From the entries, return every line where the string "İzleyici" shows up.
───── Data ─────
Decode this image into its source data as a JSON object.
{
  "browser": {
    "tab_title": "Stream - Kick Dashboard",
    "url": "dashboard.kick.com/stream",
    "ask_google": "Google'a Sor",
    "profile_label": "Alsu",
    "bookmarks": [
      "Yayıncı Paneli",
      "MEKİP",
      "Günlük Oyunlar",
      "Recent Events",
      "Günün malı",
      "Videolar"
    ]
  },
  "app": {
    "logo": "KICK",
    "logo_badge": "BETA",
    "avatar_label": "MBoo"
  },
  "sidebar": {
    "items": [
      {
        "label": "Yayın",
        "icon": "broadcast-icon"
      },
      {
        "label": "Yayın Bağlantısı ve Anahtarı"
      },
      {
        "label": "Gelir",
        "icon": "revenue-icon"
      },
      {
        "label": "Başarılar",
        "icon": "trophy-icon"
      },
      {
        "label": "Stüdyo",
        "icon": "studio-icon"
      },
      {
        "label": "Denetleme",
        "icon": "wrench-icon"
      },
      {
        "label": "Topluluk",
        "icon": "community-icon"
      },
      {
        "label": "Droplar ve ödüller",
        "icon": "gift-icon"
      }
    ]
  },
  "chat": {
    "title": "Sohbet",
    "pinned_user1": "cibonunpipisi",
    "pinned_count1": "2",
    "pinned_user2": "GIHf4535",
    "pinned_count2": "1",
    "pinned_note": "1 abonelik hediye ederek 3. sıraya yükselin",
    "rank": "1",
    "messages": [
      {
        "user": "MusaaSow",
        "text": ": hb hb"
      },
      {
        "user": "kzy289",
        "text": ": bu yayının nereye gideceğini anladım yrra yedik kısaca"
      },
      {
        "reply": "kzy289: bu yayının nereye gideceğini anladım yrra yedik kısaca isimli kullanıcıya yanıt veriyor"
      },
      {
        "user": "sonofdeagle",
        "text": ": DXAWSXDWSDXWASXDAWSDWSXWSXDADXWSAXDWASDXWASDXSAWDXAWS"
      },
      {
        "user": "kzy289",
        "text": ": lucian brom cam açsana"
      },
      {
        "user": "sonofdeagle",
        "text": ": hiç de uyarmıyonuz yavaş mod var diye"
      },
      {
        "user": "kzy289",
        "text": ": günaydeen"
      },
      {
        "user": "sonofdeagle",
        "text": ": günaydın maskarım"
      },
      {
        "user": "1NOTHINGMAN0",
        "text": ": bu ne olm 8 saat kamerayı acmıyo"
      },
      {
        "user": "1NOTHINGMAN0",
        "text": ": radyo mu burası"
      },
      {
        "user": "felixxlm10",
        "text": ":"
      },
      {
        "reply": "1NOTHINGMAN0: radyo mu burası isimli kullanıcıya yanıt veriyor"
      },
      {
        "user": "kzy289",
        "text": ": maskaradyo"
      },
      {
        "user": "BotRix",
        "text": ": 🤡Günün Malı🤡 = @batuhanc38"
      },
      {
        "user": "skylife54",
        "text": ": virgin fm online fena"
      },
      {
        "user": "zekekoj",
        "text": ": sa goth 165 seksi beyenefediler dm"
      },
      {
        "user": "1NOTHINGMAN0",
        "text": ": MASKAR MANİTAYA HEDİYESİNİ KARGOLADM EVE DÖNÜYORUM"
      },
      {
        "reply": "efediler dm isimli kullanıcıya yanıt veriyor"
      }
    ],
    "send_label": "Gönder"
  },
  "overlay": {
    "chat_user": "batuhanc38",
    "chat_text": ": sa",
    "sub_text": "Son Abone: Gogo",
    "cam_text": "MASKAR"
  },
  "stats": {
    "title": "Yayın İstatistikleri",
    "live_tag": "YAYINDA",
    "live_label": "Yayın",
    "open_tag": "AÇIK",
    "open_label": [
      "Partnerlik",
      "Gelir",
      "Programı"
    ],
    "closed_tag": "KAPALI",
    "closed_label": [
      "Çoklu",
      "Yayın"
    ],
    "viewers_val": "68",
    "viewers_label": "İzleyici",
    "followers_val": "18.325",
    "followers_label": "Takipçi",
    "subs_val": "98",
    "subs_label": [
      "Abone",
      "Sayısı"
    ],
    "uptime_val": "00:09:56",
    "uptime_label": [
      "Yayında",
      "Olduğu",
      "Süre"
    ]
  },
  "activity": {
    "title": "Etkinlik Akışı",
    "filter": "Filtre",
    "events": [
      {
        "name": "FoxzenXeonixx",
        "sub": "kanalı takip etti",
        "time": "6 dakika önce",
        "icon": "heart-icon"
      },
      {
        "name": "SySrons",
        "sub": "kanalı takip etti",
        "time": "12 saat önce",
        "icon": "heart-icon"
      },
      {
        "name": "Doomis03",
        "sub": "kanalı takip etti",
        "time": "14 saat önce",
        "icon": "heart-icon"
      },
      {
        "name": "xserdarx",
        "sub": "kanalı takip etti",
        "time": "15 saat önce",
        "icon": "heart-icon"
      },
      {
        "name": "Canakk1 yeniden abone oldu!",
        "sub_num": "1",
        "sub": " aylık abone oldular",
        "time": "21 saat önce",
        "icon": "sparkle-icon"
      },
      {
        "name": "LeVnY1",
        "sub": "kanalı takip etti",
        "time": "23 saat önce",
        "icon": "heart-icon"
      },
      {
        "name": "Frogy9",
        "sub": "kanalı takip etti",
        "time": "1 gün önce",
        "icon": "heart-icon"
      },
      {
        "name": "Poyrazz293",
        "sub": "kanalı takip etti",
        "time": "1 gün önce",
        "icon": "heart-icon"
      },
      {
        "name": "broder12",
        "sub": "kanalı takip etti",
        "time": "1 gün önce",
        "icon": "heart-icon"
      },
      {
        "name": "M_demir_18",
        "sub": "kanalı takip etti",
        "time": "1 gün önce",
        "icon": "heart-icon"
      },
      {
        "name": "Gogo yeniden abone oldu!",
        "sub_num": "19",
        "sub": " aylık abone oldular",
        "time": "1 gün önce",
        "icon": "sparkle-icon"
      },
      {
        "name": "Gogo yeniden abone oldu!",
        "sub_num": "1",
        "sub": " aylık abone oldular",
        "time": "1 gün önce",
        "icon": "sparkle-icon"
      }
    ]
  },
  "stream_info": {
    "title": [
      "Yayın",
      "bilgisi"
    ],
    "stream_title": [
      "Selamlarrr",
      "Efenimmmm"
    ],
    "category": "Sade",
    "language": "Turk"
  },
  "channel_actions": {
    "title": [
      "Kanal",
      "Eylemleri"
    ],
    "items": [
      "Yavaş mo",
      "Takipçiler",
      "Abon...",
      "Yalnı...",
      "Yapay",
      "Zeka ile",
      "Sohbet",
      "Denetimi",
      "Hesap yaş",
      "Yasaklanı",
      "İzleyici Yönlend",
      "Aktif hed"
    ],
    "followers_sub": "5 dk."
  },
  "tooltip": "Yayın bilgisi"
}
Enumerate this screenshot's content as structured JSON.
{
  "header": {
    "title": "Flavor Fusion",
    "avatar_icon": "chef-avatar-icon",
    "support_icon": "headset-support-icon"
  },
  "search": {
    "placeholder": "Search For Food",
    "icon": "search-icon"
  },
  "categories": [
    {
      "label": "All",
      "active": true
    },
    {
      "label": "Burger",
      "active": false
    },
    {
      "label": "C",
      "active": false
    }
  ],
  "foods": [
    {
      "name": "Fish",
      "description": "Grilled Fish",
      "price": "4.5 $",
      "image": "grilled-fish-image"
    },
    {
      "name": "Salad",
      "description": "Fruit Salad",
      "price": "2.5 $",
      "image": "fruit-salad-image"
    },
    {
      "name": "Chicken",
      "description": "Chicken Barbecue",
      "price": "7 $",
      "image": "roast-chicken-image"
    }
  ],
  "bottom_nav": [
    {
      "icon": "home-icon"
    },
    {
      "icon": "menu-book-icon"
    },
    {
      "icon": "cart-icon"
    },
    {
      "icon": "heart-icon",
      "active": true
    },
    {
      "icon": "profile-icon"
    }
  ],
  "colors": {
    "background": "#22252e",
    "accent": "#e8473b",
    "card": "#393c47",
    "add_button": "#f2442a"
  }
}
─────
**Exercise solution:**
    "viewers_label": "İzleyici",
      "İzleyici Yönlend",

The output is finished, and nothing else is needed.